The Biden administration is working to create a “fair and equitable” asylum-seeker system, according to the top official at US Customs and Border Protection, in response to criticism that his agency has allowed some groups, such as Ukrainians, to enter the country with relative ease while quickly expelling others.
During an interview with CBS News on Thursday, CBP Commissioner Chris Magnus was asked why his agency had not created a process similar to the one used this spring to admit 22,000 Ukrainian refugees along the southern border for asylum-seekers from Central America, many of whom face deportation from the United States.
In April alone, border officials in the United States admitted 20,000 Ukrainians who had flown to Mexico to escape the Russian invasion, exempting them from Title 42 restrictions at ports of entry and granting them humanitarian parole, or permission to remain in the country. Arrivals of Ukrainians in Mexico have largely ceased since the establishment of a private sponsorship program that has allowed tens of thousands of other Ukrainians to enter the United States.
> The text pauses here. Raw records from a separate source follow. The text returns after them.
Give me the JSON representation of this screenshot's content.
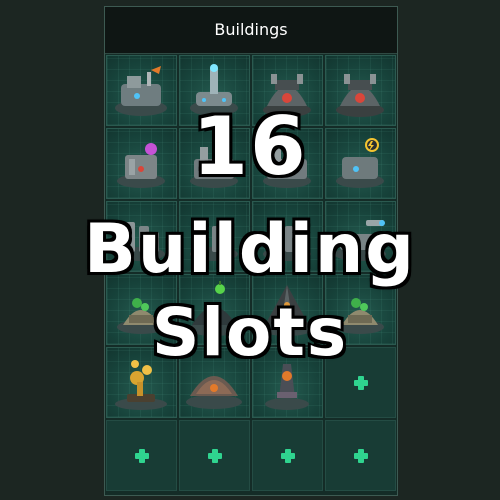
{
  "panel": {
    "title": "Buildings"
  },
  "slots": [
    {
      "kind": "building",
      "icon": "command-center-icon"
    },
    {
      "kind": "building",
      "icon": "research-spire-icon"
    },
    {
      "kind": "building",
      "icon": "reactor-dome-icon"
    },
    {
      "kind": "building",
      "icon": "reactor-dome-icon"
    },
    {
      "kind": "building",
      "icon": "storage-silo-icon"
    },
    {
      "kind": "building",
      "icon": "factory-icon"
    },
    {
      "kind": "building",
      "icon": "factory-icon"
    },
    {
      "kind": "building",
      "icon": "power-plant-icon"
    },
    {
      "kind": "building",
      "icon": "refinery-icon"
    },
    {
      "kind": "building",
      "icon": "refinery-icon"
    },
    {
      "kind": "building",
      "icon": "refinery-icon"
    },
    {
      "kind": "building",
      "icon": "launch-pad-icon"
    },
    {
      "kind": "building",
      "icon": "hydroponics-icon"
    },
    {
      "kind": "building",
      "icon": "biodome-icon"
    },
    {
      "kind": "building",
      "icon": "pyramid-icon"
    },
    {
      "kind": "building",
      "icon": "hydroponics-icon"
    },
    {
      "kind": "building",
      "icon": "golden-monument-icon"
    },
    {
      "kind": "building",
      "icon": "habitat-dome-icon"
    },
    {
      "kind": "building",
      "icon": "tower-icon"
    },
    {
      "kind": "empty",
      "icon": "plus-icon"
    },
    {
      "kind": "empty",
      "icon": "plus-icon"
    },
    {
      "kind": "empty",
      "icon": "plus-icon"
    },
    {
      "kind": "empty",
      "icon": "plus-icon"
    },
    {
      "kind": "empty",
      "icon": "plus-icon"
    }
  ],
  "overlay": {
    "line1": "16",
    "line2": "Building",
    "line3": "Slots"
  },
  "colors": {
    "background": "#1c2622",
    "slot": "#17433b",
    "add": "#2fd48f"
  }
}
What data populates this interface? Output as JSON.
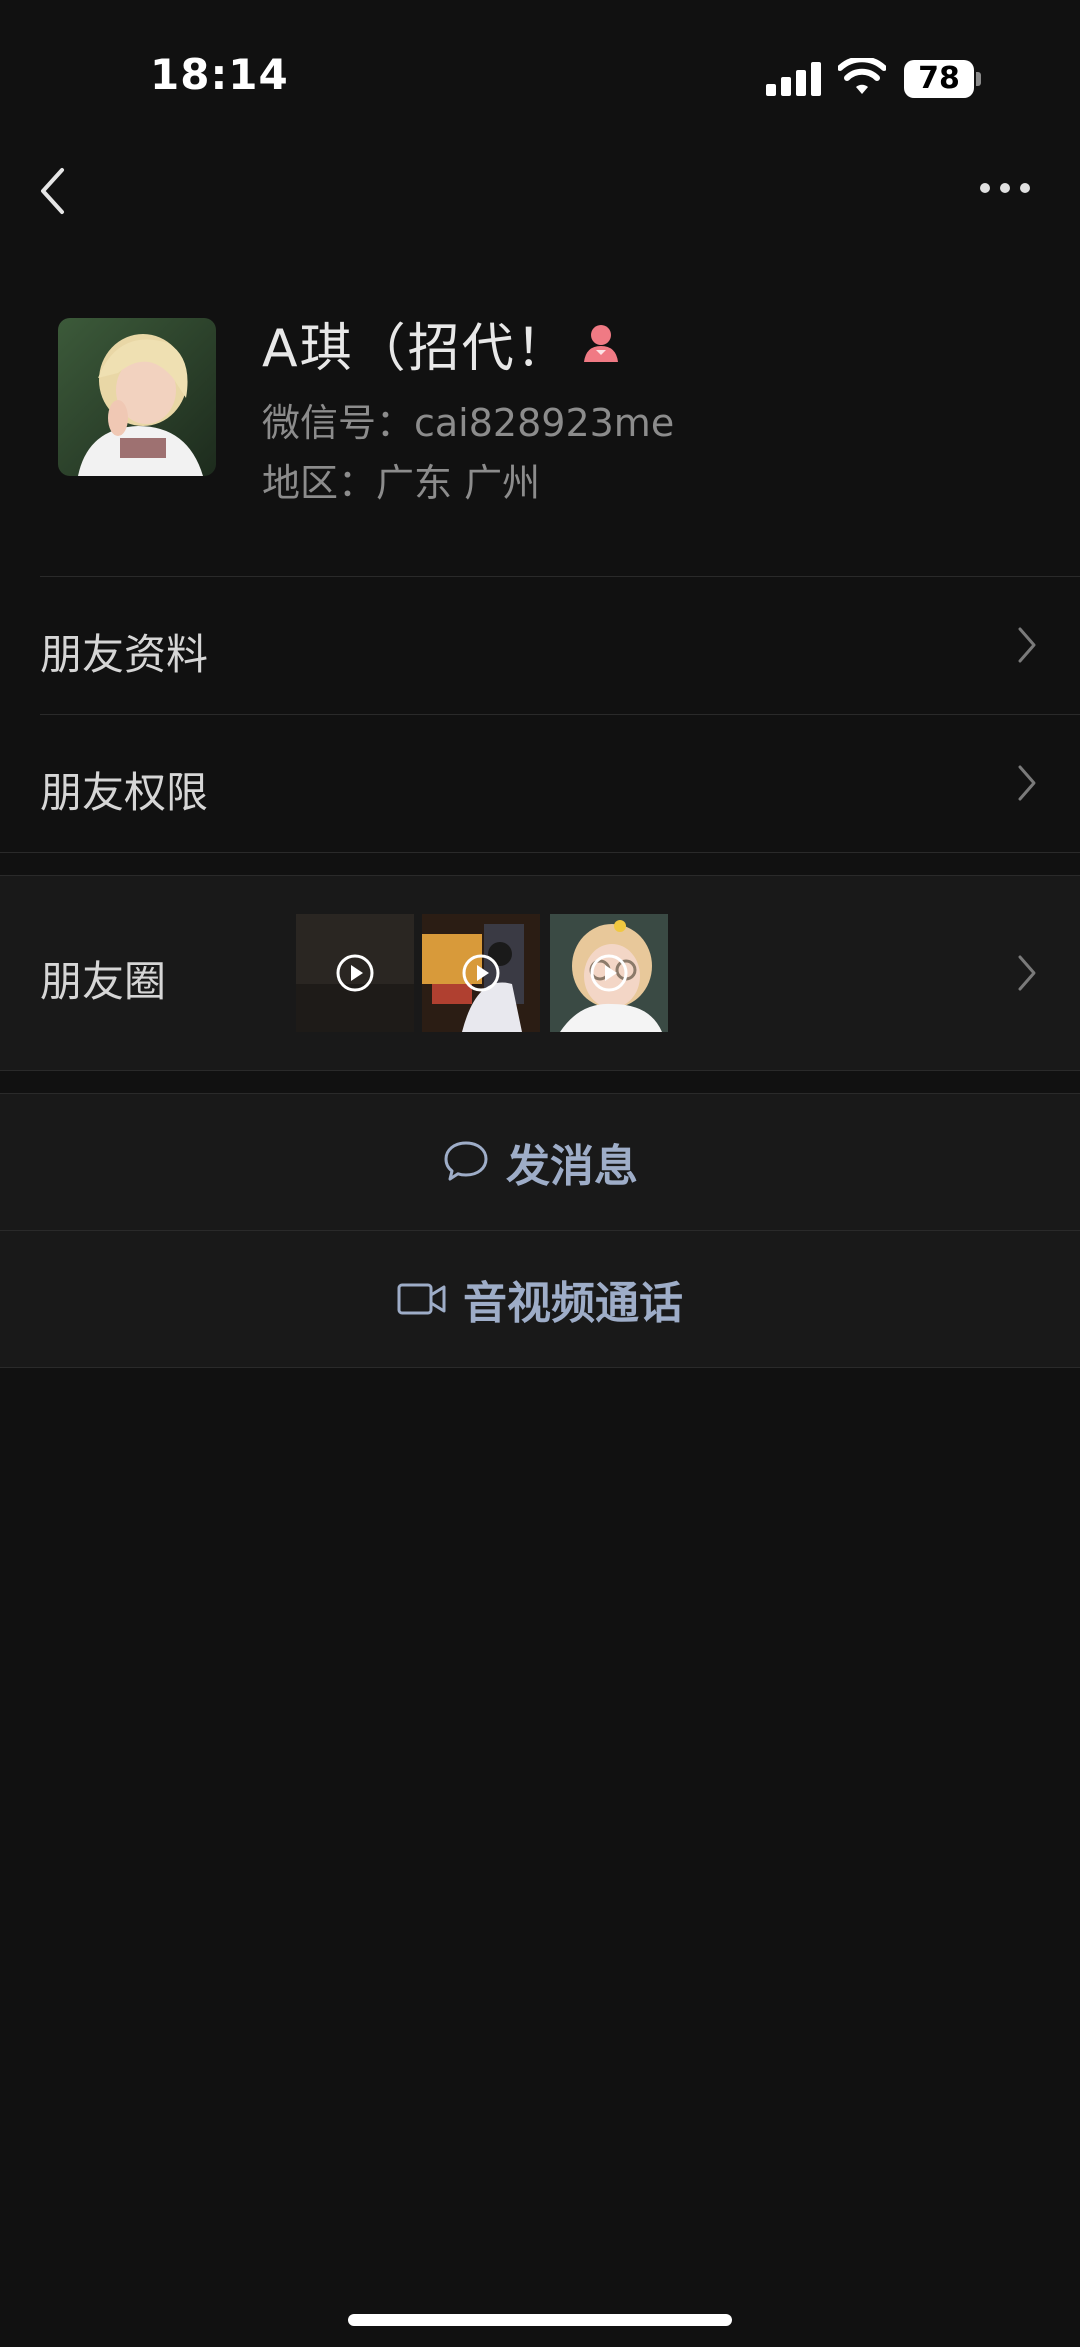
{
  "status_bar": {
    "time": "18:14",
    "battery": "78"
  },
  "nav": {
    "back_icon": "chevron-left-icon",
    "more_icon": "ellipsis-icon"
  },
  "profile": {
    "name": "A琪（招代！",
    "gender_icon": "female-icon",
    "wechat_id": "微信号：cai828923me",
    "region": "地区：广东 广州"
  },
  "menu": {
    "friend_profile": "朋友资料",
    "friend_permissions": "朋友权限",
    "moments": "朋友圈"
  },
  "actions": {
    "send_message": "发消息",
    "av_call": "音视频通话"
  },
  "colors": {
    "background": "#111111",
    "section": "#191919",
    "accent_text": "#9eadc8",
    "female_badge": "#f07a84"
  }
}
Meanwhile, federal statistics show that US border agents have continued to use Trump-era Title 42 public health rules to deport tens of thousands of other migrants each month, the majority of whom are from Mexico, Guatemala, Honduras, and El Salvador, the nationalities that the Mexican government allows the US to return to its territory.
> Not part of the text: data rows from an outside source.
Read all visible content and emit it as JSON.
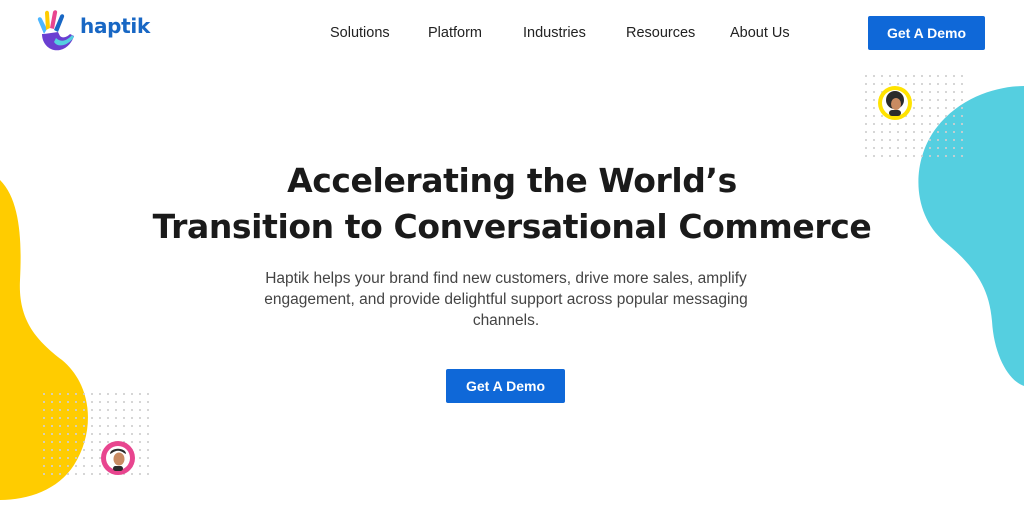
{
  "brand": {
    "name": "haptik",
    "colors": {
      "primary_blue": "#0f68d8",
      "logo_blue": "#1867c4",
      "yellow": "#ffcc00",
      "cyan": "#55cfe0",
      "pink": "#e8458f"
    }
  },
  "nav": {
    "items": [
      {
        "label": "Solutions"
      },
      {
        "label": "Platform"
      },
      {
        "label": "Industries"
      },
      {
        "label": "Resources"
      },
      {
        "label": "About Us"
      }
    ],
    "cta_label": "Get A Demo"
  },
  "hero": {
    "title_line1": "Accelerating the World’s",
    "title_line2": "Transition to Conversational Commerce",
    "subtitle": "Haptik helps your brand find new customers, drive more sales, amplify engagement, and provide delightful support across popular messaging channels.",
    "cta_label": "Get A Demo"
  },
  "decorations": {
    "left_blob_icon": "yellow-blob",
    "right_blob_icon": "cyan-blob",
    "avatar_top_right": "person-avatar-yellow",
    "avatar_bottom_left": "person-avatar-pink"
  }
}
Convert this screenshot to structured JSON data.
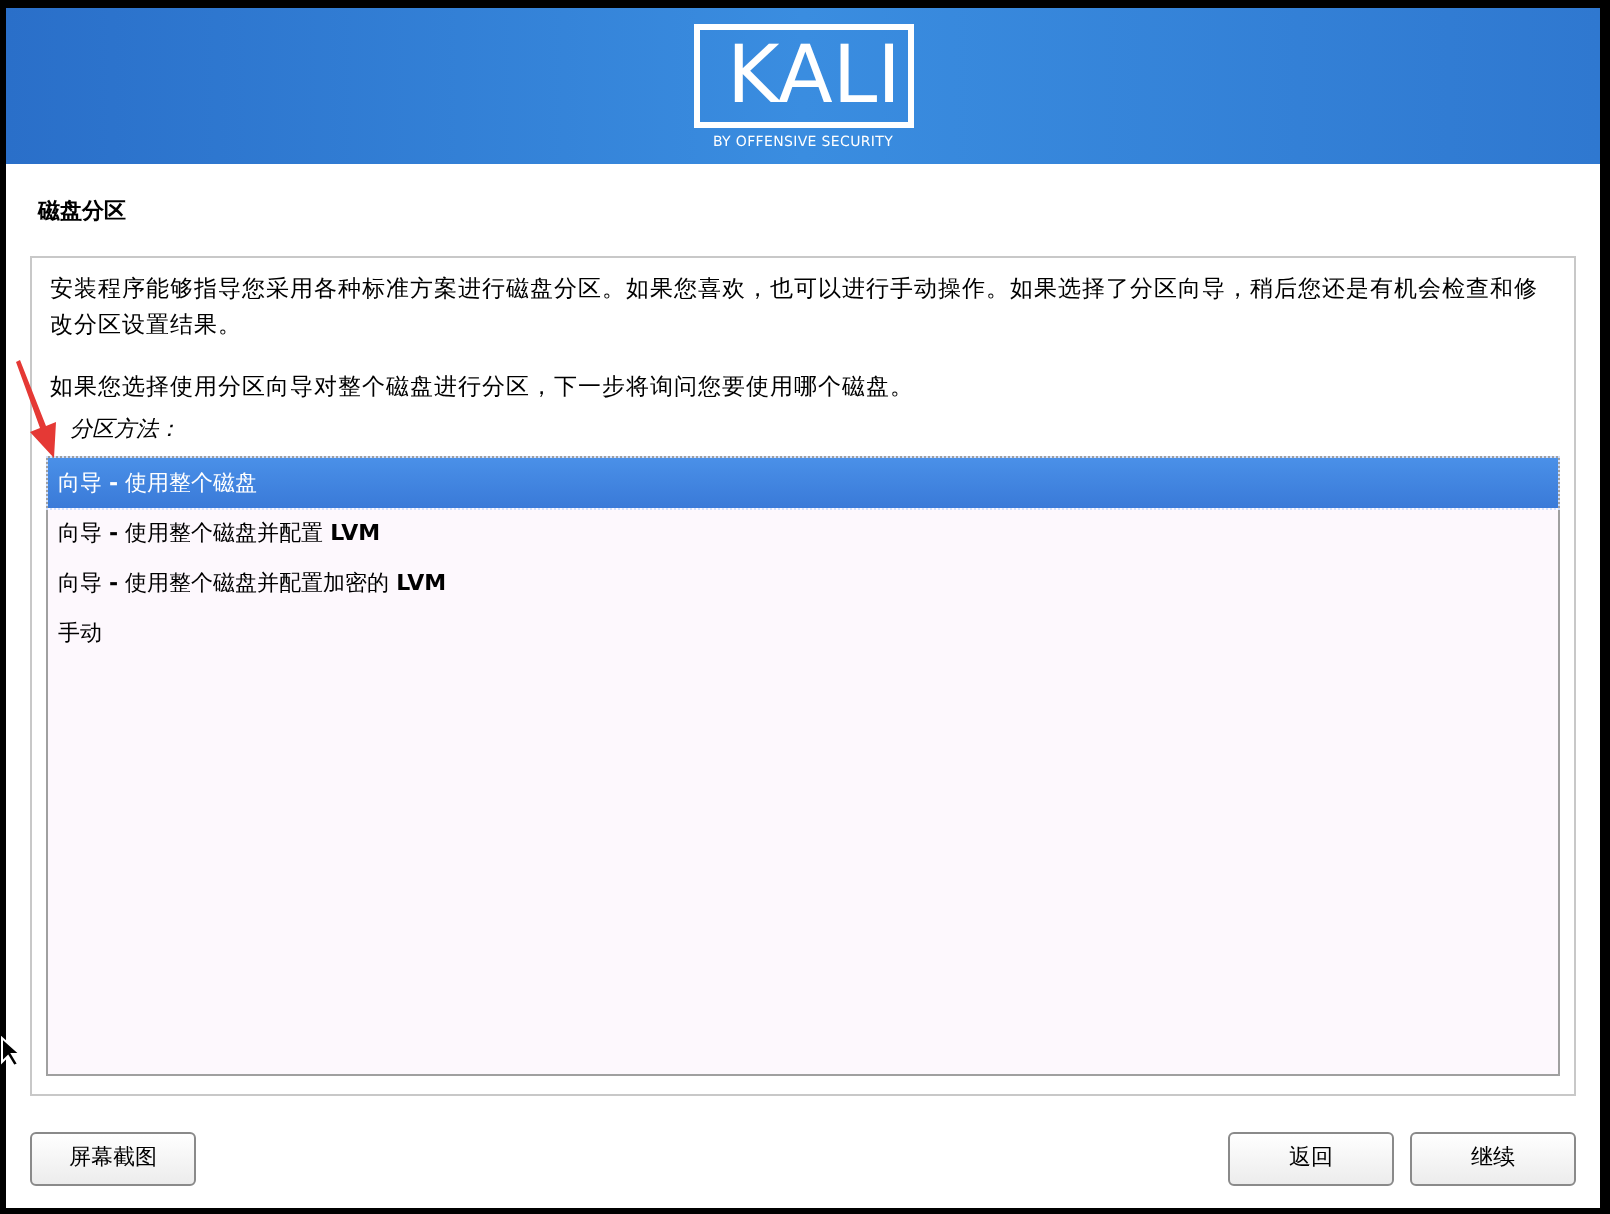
{
  "header": {
    "logo": {
      "text": "KALI",
      "tagline": "BY OFFENSIVE SECURITY"
    }
  },
  "page_title": "磁盘分区",
  "description": [
    "安装程序能够指导您采用各种标准方案进行磁盘分区。如果您喜欢，也可以进行手动操作。如果选择了分区向导，稍后您还是有机会检查和修改分区设置结果。",
    "如果您选择使用分区向导对整个磁盘进行分区，下一步将询问您要使用哪个磁盘。"
  ],
  "list_label": "分区方法：",
  "options": [
    {
      "label": "向导 **-** 使用整个磁盘",
      "selected": true
    },
    {
      "label": "向导 **-** 使用整个磁盘并配置 **LVM**",
      "selected": false
    },
    {
      "label": "向导 **-** 使用整个磁盘并配置加密的 **LVM**",
      "selected": false
    },
    {
      "label": "手动",
      "selected": false
    }
  ],
  "buttons": {
    "left": [
      "屏幕截图"
    ],
    "right": [
      "返回",
      "继续"
    ]
  }
}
According to studies, Central Americans cross the border for a variety of reasons, including extreme poverty, hunger, gang violence, a desire to reunite with family in the United States, and to flee environmental disasters.
According to agency data, CBP expelled over 73,000 migrants from Mexico, Guatemala, Honduras, and El Salvador in July, accounting for nearly 99% of all Title 42 expulsions that month. Other migrants from countries such as Cuba, Nicaragua, and Venezuela are typically not deported because their governments do not accept deportation from the United States.
Title 42 has been applied selectively and discriminatorily, according to migrant advocates and some Democratic lawmakers, who have urged the Biden administration to process more migrants, regardless of nationality, at official ports of entry, where seeking asylum is legal under US law.
Magnus acknowledged on Thursday that migrants sent to Mexico face “very difficult” conditions, but he added that each nationality arriving at the US-Mexico border faces “specific circumstances,” noting that Ukrainians are fleeing an armed conflict in their homeland.
Magnus stated that his goal is to increase asylum-seeker processing at ports of entry, which experts believe discourages some migrants from crossing the border illegally. However, he stated that the challenge is to continue to facilitate commercial and pedestrian traffic while expanding processing of migrants who lack travel documents.
While the Biden administration has not set up a process on the scale of the one used to admit Ukrainians this spring, according to government data disclosed in a federal court case, it has gradually increased the number of asylum-seekers selected to be exempted from Title 42 and processed at ports of entry after security vetting.
While the statistics do not include nationality information, separate government figures show that the number of Haitians processed by the Office of Field Operations, the CBP agency in charge of the ports of entry, has increased significantly.
According to CBP figures, just over 5,000 Haitians were processed at ports of entry along the southern border last month, an 83% increase from May, while only 348 were arrested for illegally entering the United States, a 95% decrease from May.
During the interview on Thursday, Magnus stated that the repeal of Title 42, which a federal court has ordered the Biden administration to maintain, would allow his agents to apply “consequences” to migrants who attempt to enter the United States illegally multiple times in between ports of entry.
Because, unlike formal deportations, Title 42 expulsions do not result in a multi-year banishment from the United States or the threat of detention or criminal prosecution, the policy has fueled a high rate of repeat crossings among migrants expelled by land to Mexico.
The high recidivism rate, which stood at 22% in July, has contributed to unprecedented levels of migrant arrests recorded over the past year. CBP is expected to record more than 2 million migrant encounters in fiscal year 2022, which ends at the end of September, an all-time high.